Acts of harassment and terror are a daily fact of life for residents of Masafer Yatta, a collection of rural hamlets at the southern end of the West Bank. One example is Mohammed Abed’s family in Um Darit, where they are surrounded by a rapidly expanding network of illegal settlements.

After the Israeli escalation in October, they have been driven from their home by armed vigilantes and returned to find it largely destroyed. They have had sheep stolen, a vehicle burnt, a washing machine, water lines, and access panel destroyed, sewage system ruined, windows broken, their house turned upside down, and a Qur’an burned. Male members of the family have been imprisoned and beaten, and repeated incursions and acts of vandalism and terrorism are the norm.

Other acts of violence are more subtle: cars, shepherds, joggers, horseback riders, soldiers and armed settlers regularly traverse the closest roads and hills surrounding the house. As elsewhere, the closest settlements of Avigayil and newly established outposts establish themselves in high places and forbid Palestinians from setting foot in the hills and valleys leading to them (or other arbitrary boundaries). As a result, the majority of the family’s land is stolen, for the exclusive use of the State and the settlers.

Settler shepherd grazing on Abed's land

Settler shepherd grazing on Abed’s land
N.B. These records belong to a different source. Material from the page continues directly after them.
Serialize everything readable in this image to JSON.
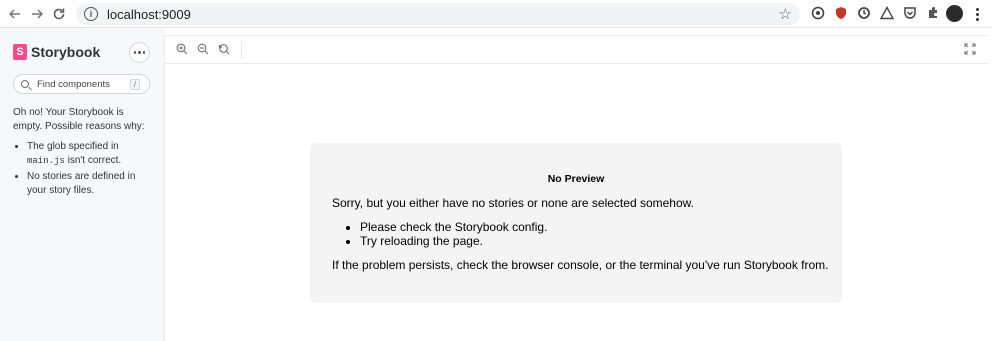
{
  "browser": {
    "url": "localhost:9009"
  },
  "sidebar": {
    "brand": "Storybook",
    "search_placeholder": "Find components",
    "search_shortcut": "/",
    "empty_title": "Oh no! Your Storybook is empty. Possible reasons why:",
    "reason_1_prefix": "The glob specified in",
    "reason_1_code": "main.js",
    "reason_1_suffix": "isn't correct.",
    "reason_2": "No stories are defined in your story files."
  },
  "preview": {
    "title": "No Preview",
    "description": "Sorry, but you either have no stories or none are selected somehow.",
    "items": [
      "Please check the Storybook config.",
      "Try reloading the page."
    ],
    "footer": "If the problem persists, check the browser console, or the terminal you've run Storybook from."
  },
  "icons": {
    "back": "arrow-left-icon",
    "forward": "arrow-right-icon",
    "reload": "reload-icon",
    "info": "info-icon",
    "bookmark": "star-icon",
    "zoom_in": "zoom-in-icon",
    "zoom_out": "zoom-out-icon",
    "zoom_reset": "zoom-reset-icon",
    "fullscreen": "fullscreen-icon"
  },
  "colors": {
    "brand": "#ff4785",
    "sidebar_bg": "#f6f9fc",
    "card_bg": "#f4f4f4"
  }
}
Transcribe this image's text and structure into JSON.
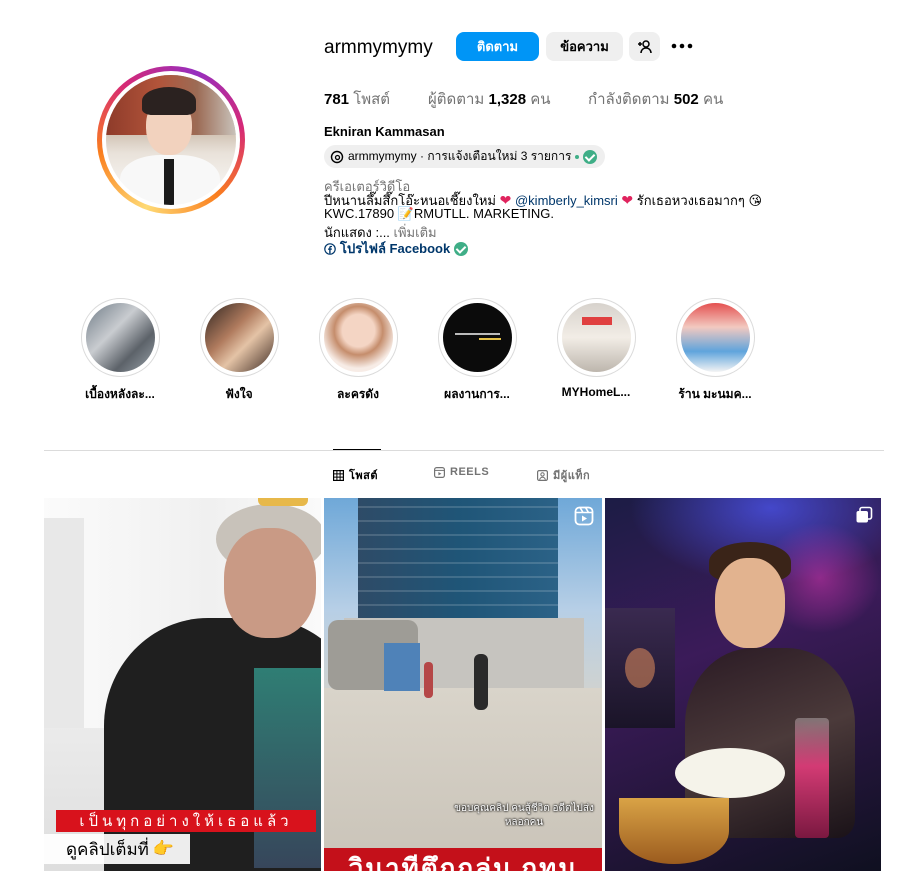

For example, this week a young settler on horseback came off the road attempting to parade through Abed’s yard, garden, and flock, startling the sheep. Solidarity activists on premises asked him what he was doing there and asked that he leave. The belligerent youth aggressively and repeatedly pushed his horse, attempting to force his way past the activists. After 5+ attempts, another settler arrived with a long gun, and menaced the family and activists. Abed states he recognizes the armed settler as one of those that wrecked his home. This settler has also been involved with many other acts of harassment against Palestinians and solidarity activists. After the family spoke loudly about calling the police, two of the three settlers left and a third stayed to graze his flock of sheep on the family’s plants. In following days, this shepherd returned daily, apparently preferring to graze his animals on Abed’s land and in the valley between Palestinians villages over the closer lush valley reserved for only settler use.

Settler on horseback in Abed's yard

Settler on horseback in Abed’s yard

Armed settler guards settler on horseback in Abed's land

Armed settler guards settler on horseback in Abed’s land

These daily incursions affirm what Indigenous activists of Turtle Island (so called Americas) have said for years: colonization is a process, not an event. It appears in the everyday disrespect for Palestinians’ safety, life, land and religion, the increasing isolation of Um Darit from other Palestinians’ villages, daily military and settler harassment, the bright flood lights from the settlement shining into the village. These constant assaults and affronts aim to displace and wear down the spirit of Abed’s family and others like them.

And yet they continue, spending time as family, coloring together, raising cabbage and animals, extending amazing generosity to others, harvesting thyme and other herbs, and remaining steadfast in their commitment to resist through existence.